Let me finish tonight with Elizabeth Taylor.
This is about Hollywood, its legends, as they are called, the power of these icons in our lives, these larger-than-life “stars.”
There’s something about the power of celluloid, appearing on that big screen, on 35 millimeter film, something about really only knowing someone that way.
Elizabeth Taylor was in Lassie - along with Roddy MacDowell - back in 1942.
She did “National Velvet” the same year. Look at her in that picture and you can see her already beautiful face. There’s really never been anyone like her, like that.
She did my favorite of her movies in 1951 - the great George Stevens film “A Place in the Sun” with Montgomery Clift based on the Theodore Dreiser novel - The American Tragedy.
There’s a scene in that picture that no one is likely to forget. It’s when the rich girl comes to visit the doomed poor boy on death row, who loved her more than life itself.
She was 19 in that scene.
She did “Cat on a Hot Tin Roof” when she was 26, won the Academy Award at 28 with “Butterfield Eight,” the John O’Hara story.
After “Cleopatra” and mating up with Richard Burton the two of them did a great picture, the Edward Albee classic “Who’s Afraid of Virginia Woolf.” Talk about rough marriages.
From there comes a mixed bag - Graham Green’s “The Comedians”…
Joan Didion’s “The Only Game in Town” with Warren Beatty and the rest.
I caught her at the Kennedy Center with Lillian Hellman’s “The Little Foxes” in which she was very good.
Who knows about all the marriages. Mike Todd got killed in a plane crash. That may have been the best one for her and she lost him, ended up with Eddie Fisher, and then, of course, my hero Burton.
I’ve got just two things to say: pay tribute to Elizabeth Taylor for all she did for AIDs long before the government did anything. Then treat yourself to one of the great movies ever made.
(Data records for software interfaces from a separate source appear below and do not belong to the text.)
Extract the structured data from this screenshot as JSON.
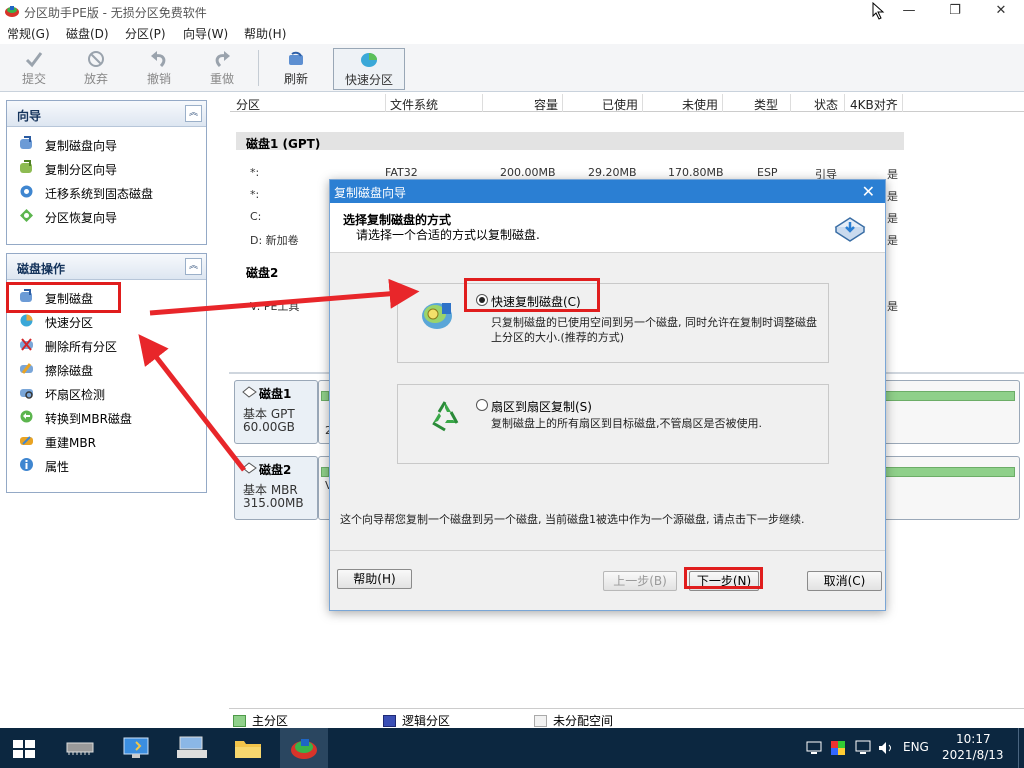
{
  "window": {
    "title": "分区助手PE版 - 无损分区免费软件",
    "controls": {
      "minimize": "—",
      "maximize": "❐",
      "close": "✕"
    }
  },
  "menu": [
    "常规(G)",
    "磁盘(D)",
    "分区(P)",
    "向导(W)",
    "帮助(H)"
  ],
  "toolbar": {
    "commit": "提交",
    "discard": "放弃",
    "undo": "撤销",
    "redo": "重做",
    "refresh": "刷新",
    "quick_partition": "快速分区"
  },
  "sidebar": {
    "wizard": {
      "title": "向导",
      "items": [
        "复制磁盘向导",
        "复制分区向导",
        "迁移系统到固态磁盘",
        "分区恢复向导"
      ]
    },
    "disk_ops": {
      "title": "磁盘操作",
      "items": [
        "复制磁盘",
        "快速分区",
        "删除所有分区",
        "擦除磁盘",
        "坏扇区检测",
        "转换到MBR磁盘",
        "重建MBR",
        "属性"
      ]
    }
  },
  "columns": [
    "分区",
    "文件系统",
    "容量",
    "已使用",
    "未使用",
    "类型",
    "状态",
    "4KB对齐"
  ],
  "disk1": {
    "label": "磁盘1 (GPT)",
    "rows": [
      {
        "name": "*:",
        "fs": "FAT32",
        "cap": "200.00MB",
        "used": "29.20MB",
        "free": "170.80MB",
        "type": "ESP",
        "status": "引导",
        "align": "是"
      },
      {
        "name": "*:",
        "align": "是"
      },
      {
        "name": "C:",
        "align": "是"
      },
      {
        "name": "D: 新加卷",
        "align": "是"
      }
    ]
  },
  "disk2": {
    "label": "磁盘2",
    "rows": [
      {
        "name": "V: PE工具",
        "align": "是"
      }
    ]
  },
  "diskmap": [
    {
      "name": "磁盘1",
      "type": "基本 GPT",
      "size": "60.00GB",
      "frag": "2"
    },
    {
      "name": "磁盘2",
      "type": "基本 MBR",
      "size": "315.00MB",
      "frag": "V"
    }
  ],
  "legend": [
    "主分区",
    "逻辑分区",
    "未分配空间"
  ],
  "dialog": {
    "title": "复制磁盘向导",
    "heading": "选择复制磁盘的方式",
    "subheading": "请选择一个合适的方式以复制磁盘.",
    "option1": {
      "label": "快速复制磁盘(C)",
      "desc": "只复制磁盘的已使用空间到另一个磁盘, 同时允许在复制时调整磁盘上分区的大小.(推荐的方式)",
      "selected": true
    },
    "option2": {
      "label": "扇区到扇区复制(S)",
      "desc": "复制磁盘上的所有扇区到目标磁盘,不管扇区是否被使用.",
      "selected": false
    },
    "info": "这个向导帮您复制一个磁盘到另一个磁盘, 当前磁盘1被选中作为一个源磁盘, 请点击下一步继续.",
    "buttons": {
      "help": "帮助(H)",
      "back": "上一步(B)",
      "next": "下一步(N)",
      "cancel": "取消(C)"
    }
  },
  "taskbar": {
    "time": "10:17",
    "date": "2021/8/13",
    "lang": "ENG"
  },
  "colors": {
    "accent": "#2b7fd3",
    "annotation": "#e01d1d",
    "primary_partition": "#8fd08a",
    "logical_partition": "#3b4fb5",
    "taskbar": "#0c2740"
  }
}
Go see “Place in the Sun” and find out what young men’s dreams are made of.